The state constitution can tell you how the government is structured. Like the U.S. constitution it will tell you things like the qualifications for office, the duties and powers of those offices, and term lengths. A state may have had multiple constitutions over time. You may be able to find a short history of the state as well as the state's constitution on the their website.
A Google search should work for this. Type your state name and "executive orders" (e.g. Indiana and executive orders). For older executive orders you might do a search like Indiana executive orders archive. Current executive orders tend to be found on the governor's press release page with older ones archived somewhere else.
You will be looking at state legislation that has been passed. Many states have websites for their legislature. They will include public laws under consideration, an archive of public laws which have been passed, as well as links to the state code or statutes (public laws that have been incorporated into the state statues). Navigating the state websites to find this information can be tricky! The following tips and resources will help.

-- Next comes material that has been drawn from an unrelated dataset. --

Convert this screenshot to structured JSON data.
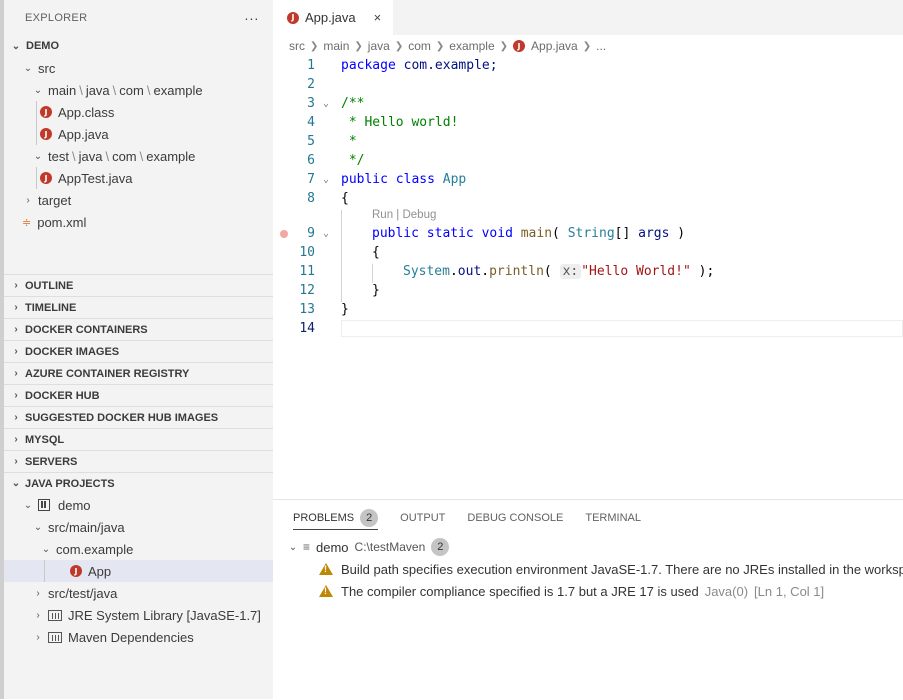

The best resource for this type of information would be the state's own website. Either use the State Governments link above to locate their site or do a Google search. You might try your state's name plus "budget" and maybe "pie chart." You will find a number of unofficial sites which you will want to avoid. Examples include usgovernmentrevenue.com, ballotpedia.org, or cleargov.com.